US Giving To Charity Rises - Slowly
A new survey commissioned by Independent Sector shows that giving and volunteering in America is slowly rising. In 1995, Americans gave $23.5 billion to the 400 largest charities in the United States. The average household contribution among "contributing households" was $1,017 - 16 percent higher than in 1993, when it was $880. This marks a 10 percent increase, over two years, after inflation.
The survey, conducted by the Gallup Organization, noted that although the level of giving is increasing, the total number of households that are giving is actually going down.
The finding reveals that some traditional donors are giving more while others are dropping out. Only 69 percent of households across the United States reported contributing to philanthropic groups - the lowest number since the report's inception in 1988.
According to officers at Independent Sector, the trend suggests a growing income gap between affluent households and households reporting lower incomes. The average contribution for all households increased 8 percent, which represents only a 2 percent real increase after inflation.
"The findings leave us cautiously optimistic about the future of giving and volunteering in our country," says Sara Melndez, president of Independent Sector. The national leadership forum is based in Washington and promotes philanthropy and citizen action that help people and communities.
"Social security, health insurance, retirement, and job security are all factors that will continue to tighten the lid on giving. These indicators had a significant impact on 74 percent of those surveyed, who stated they are still anxious about their economic future," she adds.
Other highlights of the survey include:
*Overall confidence in charities remains strong, but public "trust" in charities' use of funds is decreasing.
*Volunteer time was strongest in areas of religious, educational, youth development, human services, and health organizations.
*One of the key factors that motivates people to give is simply being asked. The "underasked," particularly minorities and young people, often 4have a high response rate.

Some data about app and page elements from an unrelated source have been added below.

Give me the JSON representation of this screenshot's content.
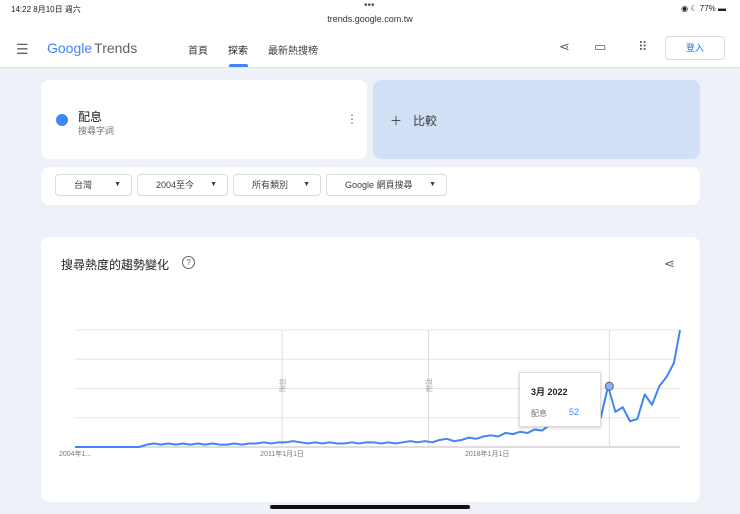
{
  "status_bar": {
    "time": "14:22  8月10日 週六",
    "url": "trends.google.com.tw",
    "battery": "77%"
  },
  "header": {
    "logo_google": "Google",
    "logo_trends": "Trends",
    "nav": [
      "首頁",
      "探索",
      "最新熱搜榜"
    ],
    "active_nav": 1,
    "login": "登入"
  },
  "search": {
    "term": "配息",
    "term_type": "搜尋字詞",
    "compare": "比較",
    "term_color": "#4285f4"
  },
  "filters": [
    "台灣",
    "2004至今",
    "所有類別",
    "Google 網頁搜尋"
  ],
  "chart_card": {
    "title": "搜尋熱度的趨勢變化"
  },
  "tooltip": {
    "date": "3月 2022",
    "term": "配息",
    "value": "52"
  },
  "chart_data": {
    "type": "line",
    "title": "搜尋熱度的趨勢變化",
    "x_start": "2004-01",
    "x_step": "quarter",
    "x_end": "2024-08",
    "xtick_labels": [
      "2004年1...",
      "2011年1月1日",
      "2018年1月1日"
    ],
    "ylim": [
      0,
      100
    ],
    "yticks": [
      0,
      25,
      50,
      75,
      100
    ],
    "grid": true,
    "annotations": [
      {
        "date": "2011-01",
        "label": "附註"
      },
      {
        "date": "2016-01",
        "label": "附註"
      },
      {
        "date": "2022-03",
        "label": ""
      }
    ],
    "series": [
      {
        "name": "配息",
        "color": "#4285f4",
        "values": [
          0,
          0,
          0,
          0,
          0,
          0,
          0,
          0,
          0,
          2,
          3,
          2,
          3,
          2,
          3,
          2,
          3,
          2,
          3,
          2,
          2,
          3,
          2,
          3,
          3,
          4,
          3,
          4,
          4,
          5,
          4,
          3,
          4,
          3,
          4,
          3,
          3,
          4,
          3,
          4,
          4,
          3,
          4,
          3,
          4,
          5,
          4,
          5,
          4,
          6,
          7,
          5,
          6,
          8,
          7,
          9,
          10,
          9,
          12,
          11,
          13,
          12,
          15,
          14,
          19,
          23,
          29,
          27,
          33,
          30,
          38,
          25,
          52,
          30,
          34,
          22,
          24,
          45,
          36,
          52,
          60,
          72,
          100
        ]
      }
    ]
  }
}
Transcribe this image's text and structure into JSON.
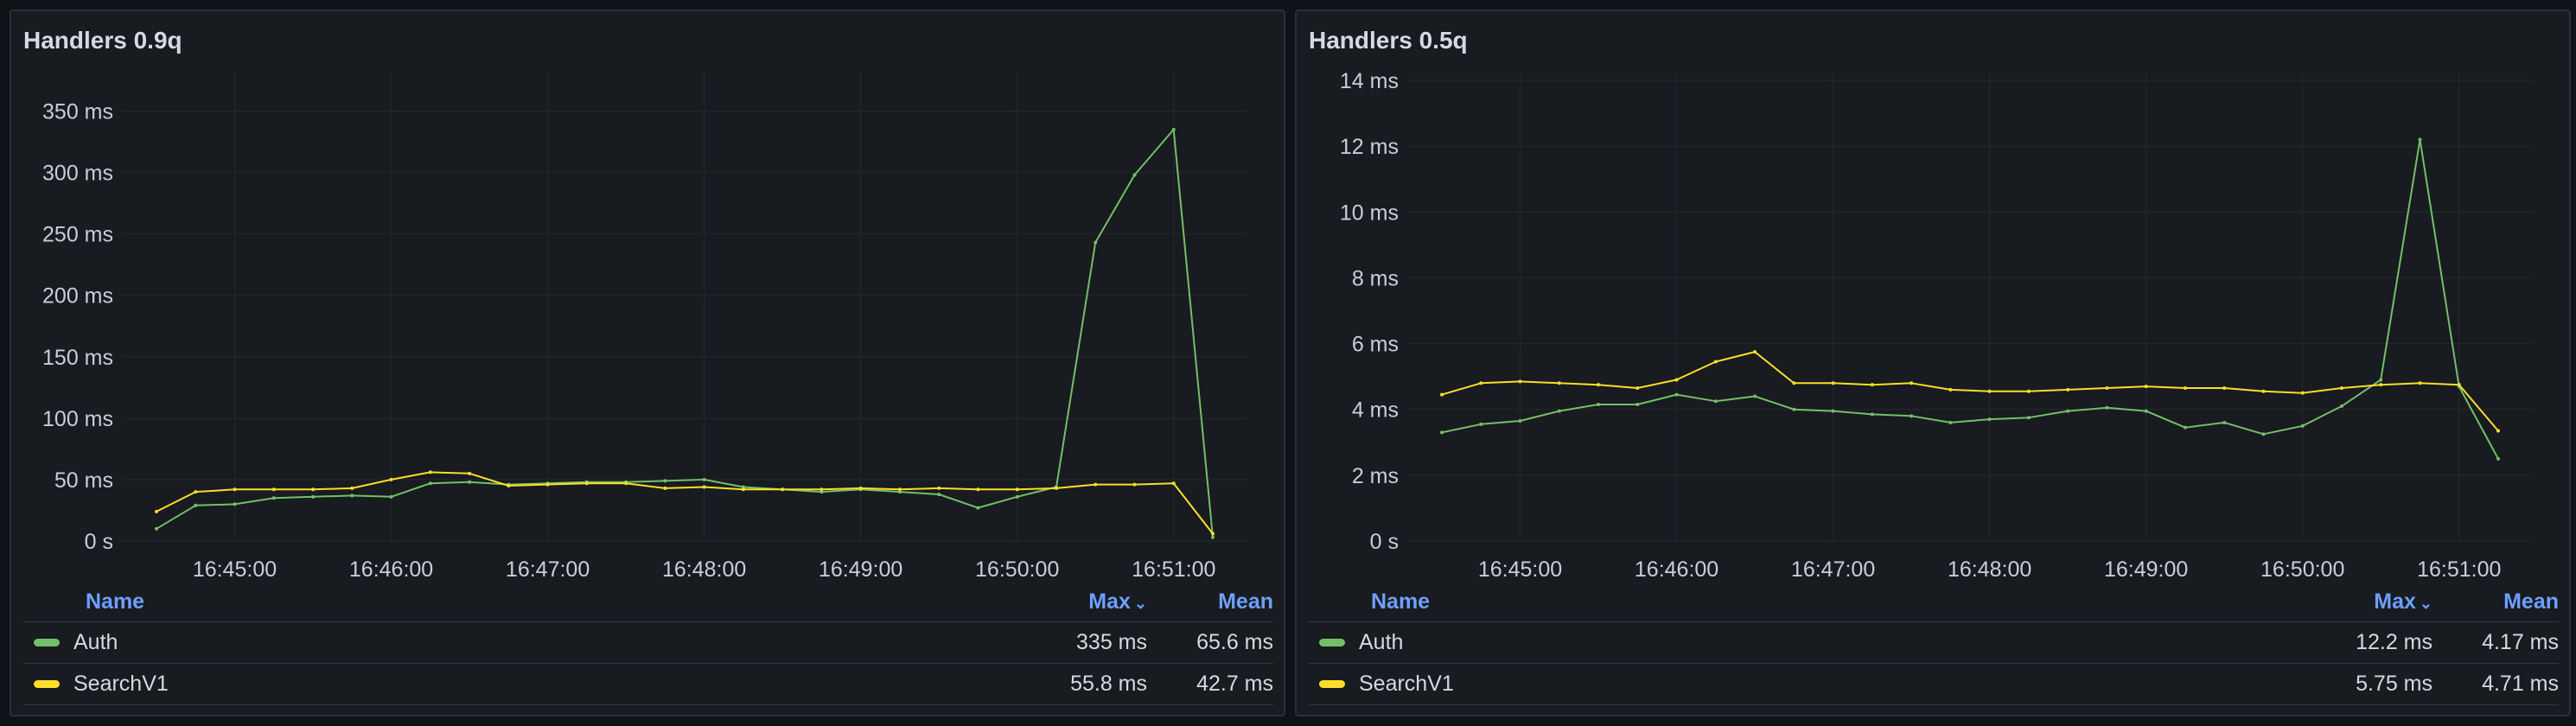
{
  "panels": [
    {
      "title": "Handlers 0.9q",
      "legend": {
        "col_name": "Name",
        "col_max": "Max",
        "col_mean": "Mean",
        "sort_icon": "chevron-down-icon",
        "rows": [
          {
            "name": "Auth",
            "max": "335 ms",
            "mean": "65.6 ms",
            "color": "#73bf69"
          },
          {
            "name": "SearchV1",
            "max": "55.8 ms",
            "mean": "42.7 ms",
            "color": "#fade2a"
          }
        ]
      }
    },
    {
      "title": "Handlers 0.5q",
      "legend": {
        "col_name": "Name",
        "col_max": "Max",
        "col_mean": "Mean",
        "sort_icon": "chevron-down-icon",
        "rows": [
          {
            "name": "Auth",
            "max": "12.2 ms",
            "mean": "4.17 ms",
            "color": "#73bf69"
          },
          {
            "name": "SearchV1",
            "max": "5.75 ms",
            "mean": "4.71 ms",
            "color": "#fade2a"
          }
        ]
      }
    }
  ],
  "chart_data": [
    {
      "type": "line",
      "title": "Handlers 0.9q",
      "x": [
        "16:44:30",
        "16:44:45",
        "16:45:00",
        "16:45:15",
        "16:45:30",
        "16:45:45",
        "16:46:00",
        "16:46:15",
        "16:46:30",
        "16:46:45",
        "16:47:00",
        "16:47:15",
        "16:47:30",
        "16:47:45",
        "16:48:00",
        "16:48:15",
        "16:48:30",
        "16:48:45",
        "16:49:00",
        "16:49:15",
        "16:49:30",
        "16:49:45",
        "16:50:00",
        "16:50:15",
        "16:50:30",
        "16:50:45",
        "16:51:00",
        "16:51:15"
      ],
      "x_ticks": [
        "16:45:00",
        "16:46:00",
        "16:47:00",
        "16:48:00",
        "16:49:00",
        "16:50:00",
        "16:51:00"
      ],
      "y_ticks": [
        "0 s",
        "50 ms",
        "100 ms",
        "150 ms",
        "200 ms",
        "250 ms",
        "300 ms",
        "350 ms"
      ],
      "ylim": [
        0,
        375
      ],
      "unit": "ms",
      "grid": true,
      "series": [
        {
          "name": "Auth",
          "color": "#73bf69",
          "values": [
            10,
            29,
            30,
            35,
            36,
            37,
            36,
            47,
            48,
            46,
            47,
            48,
            48,
            49,
            50,
            44,
            42,
            40,
            42,
            40,
            38,
            27,
            36,
            44,
            243,
            298,
            335,
            3
          ]
        },
        {
          "name": "SearchV1",
          "color": "#fade2a",
          "values": [
            24,
            40,
            42,
            42,
            42,
            43,
            50,
            56,
            55,
            45,
            46,
            47,
            47,
            43,
            44,
            42,
            42,
            42,
            43,
            42,
            43,
            42,
            42,
            43,
            46,
            46,
            47,
            6
          ]
        }
      ]
    },
    {
      "type": "line",
      "title": "Handlers 0.5q",
      "x": [
        "16:44:30",
        "16:44:45",
        "16:45:00",
        "16:45:15",
        "16:45:30",
        "16:45:45",
        "16:46:00",
        "16:46:15",
        "16:46:30",
        "16:46:45",
        "16:47:00",
        "16:47:15",
        "16:47:30",
        "16:47:45",
        "16:48:00",
        "16:48:15",
        "16:48:30",
        "16:48:45",
        "16:49:00",
        "16:49:15",
        "16:49:30",
        "16:49:45",
        "16:50:00",
        "16:50:15",
        "16:50:30",
        "16:50:45",
        "16:51:00",
        "16:51:15"
      ],
      "x_ticks": [
        "16:45:00",
        "16:46:00",
        "16:47:00",
        "16:48:00",
        "16:49:00",
        "16:50:00",
        "16:51:00"
      ],
      "y_ticks": [
        "0 s",
        "2 ms",
        "4 ms",
        "6 ms",
        "8 ms",
        "10 ms",
        "12 ms",
        "14 ms"
      ],
      "ylim": [
        0,
        14
      ],
      "unit": "ms",
      "grid": true,
      "series": [
        {
          "name": "Auth",
          "color": "#73bf69",
          "values": [
            3.3,
            3.55,
            3.65,
            3.95,
            4.15,
            4.15,
            4.45,
            4.25,
            4.4,
            4.0,
            3.95,
            3.85,
            3.8,
            3.6,
            3.7,
            3.75,
            3.95,
            4.05,
            3.95,
            3.45,
            3.6,
            3.25,
            3.5,
            4.1,
            4.9,
            12.2,
            4.7,
            2.5
          ]
        },
        {
          "name": "SearchV1",
          "color": "#fade2a",
          "values": [
            4.45,
            4.8,
            4.85,
            4.8,
            4.75,
            4.65,
            4.9,
            5.45,
            5.75,
            4.8,
            4.8,
            4.75,
            4.8,
            4.6,
            4.55,
            4.55,
            4.6,
            4.65,
            4.7,
            4.65,
            4.65,
            4.55,
            4.5,
            4.65,
            4.75,
            4.8,
            4.75,
            3.35
          ]
        }
      ]
    }
  ]
}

*Charitable deduction is important to donors. Those who claim a charitable deduction on their income tax (27 percent) give a significantly higher percentage of household income than those who do not. The gap in giving between itemizers and nonitemizers has been growing.
*Forty-one percent of respondents reported membership in other organizations such as civic associations, service clubs, and alumni or professional groups. About 9 out of 10 reporting such memberships also reported household contributions, and 3 out of 4 volunteered.
*Involvement in organizations as youths also played a significant role in influencing adults' giving and volunteering habits.